**Source information:**
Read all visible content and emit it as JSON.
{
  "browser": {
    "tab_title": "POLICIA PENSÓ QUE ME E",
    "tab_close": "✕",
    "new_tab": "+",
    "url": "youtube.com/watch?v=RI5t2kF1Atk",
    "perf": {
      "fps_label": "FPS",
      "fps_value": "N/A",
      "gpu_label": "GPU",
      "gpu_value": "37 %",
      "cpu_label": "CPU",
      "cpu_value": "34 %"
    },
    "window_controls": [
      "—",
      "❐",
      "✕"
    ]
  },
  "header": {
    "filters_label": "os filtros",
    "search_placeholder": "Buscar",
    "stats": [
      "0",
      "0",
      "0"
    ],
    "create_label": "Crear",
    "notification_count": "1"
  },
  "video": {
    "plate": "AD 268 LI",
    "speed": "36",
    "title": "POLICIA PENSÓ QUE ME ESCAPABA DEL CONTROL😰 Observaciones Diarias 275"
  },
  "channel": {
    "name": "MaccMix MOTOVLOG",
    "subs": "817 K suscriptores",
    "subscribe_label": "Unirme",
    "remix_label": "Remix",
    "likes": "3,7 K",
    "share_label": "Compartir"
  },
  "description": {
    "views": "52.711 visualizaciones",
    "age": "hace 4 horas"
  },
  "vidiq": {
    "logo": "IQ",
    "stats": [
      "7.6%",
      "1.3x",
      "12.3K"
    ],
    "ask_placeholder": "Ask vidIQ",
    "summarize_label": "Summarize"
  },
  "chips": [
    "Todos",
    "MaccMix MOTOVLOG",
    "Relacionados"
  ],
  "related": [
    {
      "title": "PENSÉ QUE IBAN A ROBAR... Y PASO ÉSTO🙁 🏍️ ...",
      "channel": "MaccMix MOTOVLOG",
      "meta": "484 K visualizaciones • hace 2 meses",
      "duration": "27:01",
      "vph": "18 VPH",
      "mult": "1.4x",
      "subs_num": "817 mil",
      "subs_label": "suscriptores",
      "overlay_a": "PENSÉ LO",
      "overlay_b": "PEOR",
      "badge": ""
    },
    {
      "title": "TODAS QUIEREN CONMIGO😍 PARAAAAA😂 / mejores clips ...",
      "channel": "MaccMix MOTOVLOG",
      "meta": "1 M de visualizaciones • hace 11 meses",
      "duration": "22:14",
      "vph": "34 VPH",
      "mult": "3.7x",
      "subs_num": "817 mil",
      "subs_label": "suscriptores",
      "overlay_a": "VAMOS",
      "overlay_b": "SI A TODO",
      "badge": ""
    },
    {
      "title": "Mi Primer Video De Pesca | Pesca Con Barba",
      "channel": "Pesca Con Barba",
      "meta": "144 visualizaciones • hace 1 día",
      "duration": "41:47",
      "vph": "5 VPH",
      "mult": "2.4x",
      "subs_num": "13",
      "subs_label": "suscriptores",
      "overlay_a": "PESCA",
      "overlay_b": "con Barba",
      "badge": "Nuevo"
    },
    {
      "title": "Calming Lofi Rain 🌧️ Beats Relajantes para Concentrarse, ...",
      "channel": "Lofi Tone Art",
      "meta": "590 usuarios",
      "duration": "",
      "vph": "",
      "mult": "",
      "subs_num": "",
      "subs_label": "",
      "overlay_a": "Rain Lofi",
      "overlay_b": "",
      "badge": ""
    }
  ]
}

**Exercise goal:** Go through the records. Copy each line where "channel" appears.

**The completed task:**
  "channel": {
      "channel": "MaccMix MOTOVLOG",
      "channel": "MaccMix MOTOVLOG",
      "channel": "Pesca Con Barba",
      "channel": "Lofi Tone Art",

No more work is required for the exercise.